The 2019 Standards of Medical Care in Diabetes suggested that patients with nonalcoholic fatty liver disease (NAFLD) should be evaluated for liver fibrosis. However, the performance of noninvasive clinical models/scores and plasma biomarkers for the diagnosis of nonalcoholic steatohepatitis (NASH) and advanced fibrosis has not been carefully assessed in patients with type 2 diabetes mellitus (T2DM).
In this cross-sectional study, patients (n = 213) had a liver MRS, and those with a diagnosis of NAFLD underwent a percutaneous liver biopsy.

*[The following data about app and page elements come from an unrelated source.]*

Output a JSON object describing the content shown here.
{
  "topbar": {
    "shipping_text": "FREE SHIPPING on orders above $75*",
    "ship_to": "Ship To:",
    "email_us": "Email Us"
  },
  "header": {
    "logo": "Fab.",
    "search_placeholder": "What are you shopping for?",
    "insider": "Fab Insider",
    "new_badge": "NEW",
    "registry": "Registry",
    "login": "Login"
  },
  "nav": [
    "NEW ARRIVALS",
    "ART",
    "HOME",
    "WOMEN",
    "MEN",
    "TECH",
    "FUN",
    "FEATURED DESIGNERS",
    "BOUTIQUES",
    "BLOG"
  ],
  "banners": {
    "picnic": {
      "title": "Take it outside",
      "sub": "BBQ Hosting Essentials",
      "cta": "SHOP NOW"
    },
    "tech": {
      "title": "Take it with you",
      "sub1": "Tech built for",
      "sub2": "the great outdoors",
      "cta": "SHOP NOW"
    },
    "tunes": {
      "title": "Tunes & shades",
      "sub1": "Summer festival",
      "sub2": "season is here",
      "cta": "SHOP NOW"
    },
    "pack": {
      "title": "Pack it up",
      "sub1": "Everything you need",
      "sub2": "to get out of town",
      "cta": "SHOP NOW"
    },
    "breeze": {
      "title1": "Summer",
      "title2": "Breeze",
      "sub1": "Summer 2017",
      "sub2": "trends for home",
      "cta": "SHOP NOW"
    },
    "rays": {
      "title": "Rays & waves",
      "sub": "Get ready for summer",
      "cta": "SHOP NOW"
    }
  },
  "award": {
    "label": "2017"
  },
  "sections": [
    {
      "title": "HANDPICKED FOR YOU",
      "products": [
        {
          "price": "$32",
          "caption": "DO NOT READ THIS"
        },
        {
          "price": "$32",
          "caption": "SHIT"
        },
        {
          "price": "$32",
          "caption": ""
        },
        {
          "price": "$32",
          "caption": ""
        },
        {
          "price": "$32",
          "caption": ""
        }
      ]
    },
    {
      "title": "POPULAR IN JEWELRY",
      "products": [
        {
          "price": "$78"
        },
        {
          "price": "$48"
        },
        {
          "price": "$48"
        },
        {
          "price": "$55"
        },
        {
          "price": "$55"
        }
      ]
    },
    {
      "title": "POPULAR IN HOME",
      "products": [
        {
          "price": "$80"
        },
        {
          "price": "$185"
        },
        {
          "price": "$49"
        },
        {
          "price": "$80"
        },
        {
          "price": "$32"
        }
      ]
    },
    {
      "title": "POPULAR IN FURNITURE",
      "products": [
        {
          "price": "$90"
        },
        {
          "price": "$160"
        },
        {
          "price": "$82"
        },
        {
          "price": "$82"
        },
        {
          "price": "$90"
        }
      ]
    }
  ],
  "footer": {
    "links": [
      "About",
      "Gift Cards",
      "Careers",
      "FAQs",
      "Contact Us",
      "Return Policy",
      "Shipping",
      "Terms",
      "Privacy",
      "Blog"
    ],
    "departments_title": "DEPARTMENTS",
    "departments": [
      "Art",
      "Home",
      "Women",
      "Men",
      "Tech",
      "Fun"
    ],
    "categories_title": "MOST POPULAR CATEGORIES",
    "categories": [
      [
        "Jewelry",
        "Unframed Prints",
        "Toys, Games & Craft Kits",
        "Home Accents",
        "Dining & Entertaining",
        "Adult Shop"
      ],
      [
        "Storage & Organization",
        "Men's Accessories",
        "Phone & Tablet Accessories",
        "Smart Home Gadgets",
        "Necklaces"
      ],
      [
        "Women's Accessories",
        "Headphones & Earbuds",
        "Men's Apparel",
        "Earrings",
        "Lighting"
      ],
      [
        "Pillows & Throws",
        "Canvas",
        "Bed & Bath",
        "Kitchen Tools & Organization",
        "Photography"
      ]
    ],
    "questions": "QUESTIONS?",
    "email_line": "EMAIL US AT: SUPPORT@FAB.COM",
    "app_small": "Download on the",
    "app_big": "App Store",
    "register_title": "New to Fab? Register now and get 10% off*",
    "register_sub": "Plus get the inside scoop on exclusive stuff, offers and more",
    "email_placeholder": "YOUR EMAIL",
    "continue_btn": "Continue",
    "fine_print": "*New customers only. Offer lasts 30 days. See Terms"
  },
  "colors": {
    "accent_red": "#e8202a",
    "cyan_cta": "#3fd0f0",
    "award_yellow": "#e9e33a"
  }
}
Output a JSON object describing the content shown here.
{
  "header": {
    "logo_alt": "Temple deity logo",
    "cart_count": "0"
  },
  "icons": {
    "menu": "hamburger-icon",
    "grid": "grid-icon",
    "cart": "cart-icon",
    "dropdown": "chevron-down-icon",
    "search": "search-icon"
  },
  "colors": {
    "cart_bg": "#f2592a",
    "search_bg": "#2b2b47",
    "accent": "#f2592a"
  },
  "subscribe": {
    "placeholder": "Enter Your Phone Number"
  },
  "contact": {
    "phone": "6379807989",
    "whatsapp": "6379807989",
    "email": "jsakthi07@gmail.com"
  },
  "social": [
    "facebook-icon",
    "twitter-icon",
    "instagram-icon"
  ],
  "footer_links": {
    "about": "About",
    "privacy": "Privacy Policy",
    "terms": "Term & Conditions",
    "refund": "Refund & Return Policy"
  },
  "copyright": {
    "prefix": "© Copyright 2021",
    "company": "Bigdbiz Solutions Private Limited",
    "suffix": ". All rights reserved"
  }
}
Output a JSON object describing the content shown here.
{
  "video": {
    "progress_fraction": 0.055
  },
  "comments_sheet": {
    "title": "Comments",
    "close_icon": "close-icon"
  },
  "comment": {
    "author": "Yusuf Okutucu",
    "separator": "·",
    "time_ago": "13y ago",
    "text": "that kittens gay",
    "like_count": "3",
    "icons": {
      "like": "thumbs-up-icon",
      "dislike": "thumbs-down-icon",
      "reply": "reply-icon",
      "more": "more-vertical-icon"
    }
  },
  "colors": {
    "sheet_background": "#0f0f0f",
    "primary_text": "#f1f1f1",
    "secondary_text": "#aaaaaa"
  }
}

Several noninvasive clinical models/scores and plasma biomarkers were measured to identify NASH and advanced fibrosis (NASH: ALT, cytokeratin-18, NashTest 2, HAIR, BARD, and OWLiver; advanced fibrosis: AST, fragments of propeptide of type III procollagen [PRO-C3], FIB-4, APRI, NAFLD fibrosis score, and FibroTest).
None of the noninvasive tools assessed for the diagnosis of NASH in patients with T2DM had an optimum performance (all areas under the curve [AUCs] <0.80). Of note, none of the panels or biomarkers was able to outperform plasma ALT (AUC 0.78 [95% CI 0.71–0.84]). Performance was better to diagnose advanced fibrosis, in which plasma PRO-C3, AST, and APRI showed better results than the other approaches (AUC 0.90 [0.85–0.95], 0.85 [0.80–0.91], and 0.86 [0.80–0.91], respectively). Again, none of the approaches did significantly better than plasma AST. Sequential use of plasma AST and other noninvasive tests may help in limiting the number of liver biopsies required to identify patients with advanced fibrosis.
Performance of noninvasive clinical models/scores and plasma biomarkers for the diagnosis of NASH or advanced fibrosis was suboptimal in patients with T2DM. Combination of multiple tests may provide an alternative to minimize the need for liver biopsies to detect fibrosis in these patients.